In Kyrgyzstan, more and more nomads choose a sedentary life for half the year. This phenomenon is called "semi-nomadic". During the winter, nomadic Kyrgyz live in villages to escape the harsh winter. When the sunny days arrive, the nomads return to the mountains and settle there for several months. Once at altitude, they rarely return to the village. For six months - from Spring to the end of summer - nomads opt for an outdoor and self-sufficient life where they raise animals. Naturally, nomadic camps settle near a water point. To allow for additional financial support, some families do not hesitate to participate in the country's tourist activities (despite the low demand for tourism in Kyrgyzstan) by hosting travelers for a local experience.
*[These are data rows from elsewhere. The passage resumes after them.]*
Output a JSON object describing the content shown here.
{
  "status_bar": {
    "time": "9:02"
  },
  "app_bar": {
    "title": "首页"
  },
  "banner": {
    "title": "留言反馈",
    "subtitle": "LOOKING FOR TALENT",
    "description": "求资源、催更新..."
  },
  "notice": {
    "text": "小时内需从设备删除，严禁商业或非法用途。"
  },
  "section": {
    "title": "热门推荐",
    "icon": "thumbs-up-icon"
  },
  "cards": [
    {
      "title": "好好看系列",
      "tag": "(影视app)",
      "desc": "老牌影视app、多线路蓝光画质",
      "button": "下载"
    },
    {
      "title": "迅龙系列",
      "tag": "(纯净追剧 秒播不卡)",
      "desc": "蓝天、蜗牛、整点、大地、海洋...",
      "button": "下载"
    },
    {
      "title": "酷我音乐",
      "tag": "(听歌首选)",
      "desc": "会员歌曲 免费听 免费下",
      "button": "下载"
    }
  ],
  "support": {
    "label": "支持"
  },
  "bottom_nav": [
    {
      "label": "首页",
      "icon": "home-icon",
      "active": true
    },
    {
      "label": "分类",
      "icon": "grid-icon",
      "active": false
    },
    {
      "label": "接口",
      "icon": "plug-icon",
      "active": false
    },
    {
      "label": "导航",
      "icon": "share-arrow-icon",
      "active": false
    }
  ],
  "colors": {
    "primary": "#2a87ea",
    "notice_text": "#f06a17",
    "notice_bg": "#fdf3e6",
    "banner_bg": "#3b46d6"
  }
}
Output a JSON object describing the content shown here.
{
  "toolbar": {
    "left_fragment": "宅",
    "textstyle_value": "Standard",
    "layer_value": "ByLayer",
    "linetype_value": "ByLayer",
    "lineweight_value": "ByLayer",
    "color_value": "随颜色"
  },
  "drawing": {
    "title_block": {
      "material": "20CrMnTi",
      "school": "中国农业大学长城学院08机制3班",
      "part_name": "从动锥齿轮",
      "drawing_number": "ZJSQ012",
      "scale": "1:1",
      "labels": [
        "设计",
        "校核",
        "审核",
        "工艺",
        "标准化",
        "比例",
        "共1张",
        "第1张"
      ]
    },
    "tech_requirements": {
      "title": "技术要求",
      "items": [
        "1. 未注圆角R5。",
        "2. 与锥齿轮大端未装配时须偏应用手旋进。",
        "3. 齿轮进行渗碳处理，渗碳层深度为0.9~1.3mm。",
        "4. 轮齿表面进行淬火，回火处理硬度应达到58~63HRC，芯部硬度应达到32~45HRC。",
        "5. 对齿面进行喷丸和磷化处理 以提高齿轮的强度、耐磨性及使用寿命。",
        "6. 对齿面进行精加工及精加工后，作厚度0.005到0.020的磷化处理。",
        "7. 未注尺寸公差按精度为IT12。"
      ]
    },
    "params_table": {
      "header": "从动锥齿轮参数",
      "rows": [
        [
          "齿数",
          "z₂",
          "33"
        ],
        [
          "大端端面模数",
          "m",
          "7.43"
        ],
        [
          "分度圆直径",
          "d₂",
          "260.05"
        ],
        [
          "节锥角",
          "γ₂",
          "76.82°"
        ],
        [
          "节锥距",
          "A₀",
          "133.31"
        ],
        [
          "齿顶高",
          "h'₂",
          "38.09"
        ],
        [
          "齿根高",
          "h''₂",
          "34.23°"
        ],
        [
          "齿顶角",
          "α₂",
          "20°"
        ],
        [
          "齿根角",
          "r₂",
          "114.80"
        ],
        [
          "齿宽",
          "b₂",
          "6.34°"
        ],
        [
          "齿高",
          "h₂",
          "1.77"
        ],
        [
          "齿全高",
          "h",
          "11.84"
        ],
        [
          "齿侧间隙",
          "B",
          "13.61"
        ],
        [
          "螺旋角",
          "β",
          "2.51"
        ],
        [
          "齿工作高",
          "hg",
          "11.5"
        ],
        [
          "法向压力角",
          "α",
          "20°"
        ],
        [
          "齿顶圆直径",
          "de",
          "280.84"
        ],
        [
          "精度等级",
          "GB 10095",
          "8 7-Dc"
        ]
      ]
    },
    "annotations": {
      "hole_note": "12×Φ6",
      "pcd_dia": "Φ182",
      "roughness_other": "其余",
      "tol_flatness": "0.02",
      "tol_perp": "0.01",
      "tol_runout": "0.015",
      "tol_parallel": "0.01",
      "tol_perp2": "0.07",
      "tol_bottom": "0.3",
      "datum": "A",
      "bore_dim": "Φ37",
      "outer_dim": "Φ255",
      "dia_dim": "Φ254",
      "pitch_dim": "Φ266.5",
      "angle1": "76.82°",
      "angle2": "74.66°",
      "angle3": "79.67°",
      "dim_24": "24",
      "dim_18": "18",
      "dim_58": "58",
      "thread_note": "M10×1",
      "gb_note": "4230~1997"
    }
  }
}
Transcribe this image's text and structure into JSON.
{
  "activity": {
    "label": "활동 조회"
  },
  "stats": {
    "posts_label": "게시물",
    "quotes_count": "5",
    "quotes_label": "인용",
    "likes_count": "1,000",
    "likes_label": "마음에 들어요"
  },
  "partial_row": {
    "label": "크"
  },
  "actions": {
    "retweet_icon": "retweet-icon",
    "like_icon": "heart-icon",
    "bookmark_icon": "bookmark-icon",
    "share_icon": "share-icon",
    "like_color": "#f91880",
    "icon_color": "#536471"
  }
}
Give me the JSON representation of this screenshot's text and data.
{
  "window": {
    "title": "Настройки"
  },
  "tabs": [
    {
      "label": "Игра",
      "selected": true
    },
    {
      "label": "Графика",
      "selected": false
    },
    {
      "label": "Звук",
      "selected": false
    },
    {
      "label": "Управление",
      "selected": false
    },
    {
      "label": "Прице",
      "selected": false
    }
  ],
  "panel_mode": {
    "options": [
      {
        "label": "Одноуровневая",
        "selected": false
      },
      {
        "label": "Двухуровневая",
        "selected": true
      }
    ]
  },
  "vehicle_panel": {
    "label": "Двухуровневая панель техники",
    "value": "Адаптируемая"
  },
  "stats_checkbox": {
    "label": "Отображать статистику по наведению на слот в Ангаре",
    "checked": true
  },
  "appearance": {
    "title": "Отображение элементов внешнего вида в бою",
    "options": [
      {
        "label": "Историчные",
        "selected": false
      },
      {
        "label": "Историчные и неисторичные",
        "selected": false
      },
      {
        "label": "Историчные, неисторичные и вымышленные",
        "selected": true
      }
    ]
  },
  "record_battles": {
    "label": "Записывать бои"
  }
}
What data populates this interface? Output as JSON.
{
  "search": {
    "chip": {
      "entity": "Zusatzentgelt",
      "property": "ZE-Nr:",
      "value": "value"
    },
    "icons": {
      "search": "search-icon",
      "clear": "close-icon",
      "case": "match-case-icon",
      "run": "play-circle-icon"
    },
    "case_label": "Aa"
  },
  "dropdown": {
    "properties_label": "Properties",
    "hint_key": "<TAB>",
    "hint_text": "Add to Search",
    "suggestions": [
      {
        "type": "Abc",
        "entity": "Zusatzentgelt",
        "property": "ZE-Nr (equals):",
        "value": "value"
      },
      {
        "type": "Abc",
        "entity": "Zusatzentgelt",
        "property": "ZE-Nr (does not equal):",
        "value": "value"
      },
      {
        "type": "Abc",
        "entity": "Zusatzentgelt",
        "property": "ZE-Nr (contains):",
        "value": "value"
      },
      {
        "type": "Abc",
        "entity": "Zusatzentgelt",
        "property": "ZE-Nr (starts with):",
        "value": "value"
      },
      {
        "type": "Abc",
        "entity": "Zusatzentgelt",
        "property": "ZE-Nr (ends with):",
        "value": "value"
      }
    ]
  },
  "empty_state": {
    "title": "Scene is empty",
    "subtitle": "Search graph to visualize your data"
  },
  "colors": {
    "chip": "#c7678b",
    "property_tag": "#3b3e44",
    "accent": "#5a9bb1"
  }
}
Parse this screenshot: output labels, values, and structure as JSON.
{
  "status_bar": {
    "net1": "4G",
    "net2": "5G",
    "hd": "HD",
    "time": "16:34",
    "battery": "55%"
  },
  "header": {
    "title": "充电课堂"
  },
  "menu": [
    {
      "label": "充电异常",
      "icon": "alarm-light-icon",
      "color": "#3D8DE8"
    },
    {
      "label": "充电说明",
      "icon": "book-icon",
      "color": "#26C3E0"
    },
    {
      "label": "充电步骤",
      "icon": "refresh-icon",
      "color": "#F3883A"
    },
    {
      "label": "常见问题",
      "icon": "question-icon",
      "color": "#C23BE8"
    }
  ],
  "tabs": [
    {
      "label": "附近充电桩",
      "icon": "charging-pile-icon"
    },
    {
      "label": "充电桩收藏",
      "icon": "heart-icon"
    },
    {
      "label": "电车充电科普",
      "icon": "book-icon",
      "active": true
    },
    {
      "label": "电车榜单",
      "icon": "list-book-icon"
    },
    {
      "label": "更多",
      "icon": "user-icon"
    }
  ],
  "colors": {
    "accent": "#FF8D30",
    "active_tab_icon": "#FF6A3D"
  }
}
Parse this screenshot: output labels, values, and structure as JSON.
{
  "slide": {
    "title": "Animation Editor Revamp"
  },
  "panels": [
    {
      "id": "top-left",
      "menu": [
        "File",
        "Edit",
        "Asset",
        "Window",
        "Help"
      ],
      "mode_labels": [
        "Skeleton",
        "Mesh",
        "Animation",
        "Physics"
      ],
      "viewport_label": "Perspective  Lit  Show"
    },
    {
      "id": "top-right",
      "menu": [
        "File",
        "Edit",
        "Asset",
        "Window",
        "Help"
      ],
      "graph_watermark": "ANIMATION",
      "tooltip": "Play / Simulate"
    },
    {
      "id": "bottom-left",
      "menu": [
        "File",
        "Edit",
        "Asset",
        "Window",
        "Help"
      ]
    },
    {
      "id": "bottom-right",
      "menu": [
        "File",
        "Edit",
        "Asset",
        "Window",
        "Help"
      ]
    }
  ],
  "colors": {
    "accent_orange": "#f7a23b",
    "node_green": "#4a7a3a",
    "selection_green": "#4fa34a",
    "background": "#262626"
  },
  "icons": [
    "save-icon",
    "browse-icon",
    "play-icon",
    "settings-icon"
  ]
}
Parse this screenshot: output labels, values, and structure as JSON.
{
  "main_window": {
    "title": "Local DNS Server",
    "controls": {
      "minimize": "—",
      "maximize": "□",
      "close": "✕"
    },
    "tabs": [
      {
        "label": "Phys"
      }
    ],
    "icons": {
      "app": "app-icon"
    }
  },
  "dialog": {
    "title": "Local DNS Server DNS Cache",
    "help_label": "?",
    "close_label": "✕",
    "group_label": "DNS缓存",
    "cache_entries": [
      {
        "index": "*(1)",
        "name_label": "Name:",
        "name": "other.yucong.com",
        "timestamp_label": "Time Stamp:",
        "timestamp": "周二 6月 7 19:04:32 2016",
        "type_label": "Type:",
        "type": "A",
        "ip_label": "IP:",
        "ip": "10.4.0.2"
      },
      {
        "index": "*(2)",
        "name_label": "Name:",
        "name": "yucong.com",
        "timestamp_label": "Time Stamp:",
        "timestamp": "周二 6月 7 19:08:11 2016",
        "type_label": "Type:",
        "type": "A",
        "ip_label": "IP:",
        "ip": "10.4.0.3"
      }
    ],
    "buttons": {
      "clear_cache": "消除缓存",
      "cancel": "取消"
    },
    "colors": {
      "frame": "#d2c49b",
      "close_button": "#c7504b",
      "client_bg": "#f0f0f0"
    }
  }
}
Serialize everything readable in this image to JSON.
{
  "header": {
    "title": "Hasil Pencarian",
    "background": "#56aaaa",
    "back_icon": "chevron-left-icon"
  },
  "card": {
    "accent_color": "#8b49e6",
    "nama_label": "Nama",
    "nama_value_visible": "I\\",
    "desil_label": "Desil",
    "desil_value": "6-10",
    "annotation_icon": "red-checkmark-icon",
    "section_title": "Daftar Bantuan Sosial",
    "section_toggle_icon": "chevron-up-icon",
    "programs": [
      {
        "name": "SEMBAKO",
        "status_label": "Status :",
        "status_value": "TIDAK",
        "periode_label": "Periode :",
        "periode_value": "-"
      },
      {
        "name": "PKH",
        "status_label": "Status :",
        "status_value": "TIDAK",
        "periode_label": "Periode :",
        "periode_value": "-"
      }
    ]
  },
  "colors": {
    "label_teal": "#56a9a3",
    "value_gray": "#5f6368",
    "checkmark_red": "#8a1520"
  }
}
Their place of life takes place under the yurt when they do not take care of the cattle in the mountains. The yurt is composed of a wooden frame covered with a felt tent made of sheep's wool. A circular hole, called Tunduk, is located at the top of the yurt. It can be opened or closed to allow light to enter and allow ventilation of the dwelling. The Tunduk is the national emblem of Kyrgyzstan (it appears on the country's flag). With a surface area of approximately 20m², the yurt space is culturally, socially and symbolically organized. The entrance is always to the south. The woman's place is near the fireplace in the east. As for the space to the west, it is reserved for man or guests. Valuable objects are placed in the north, at the bottom of the yurt.
More info: hanslucas.com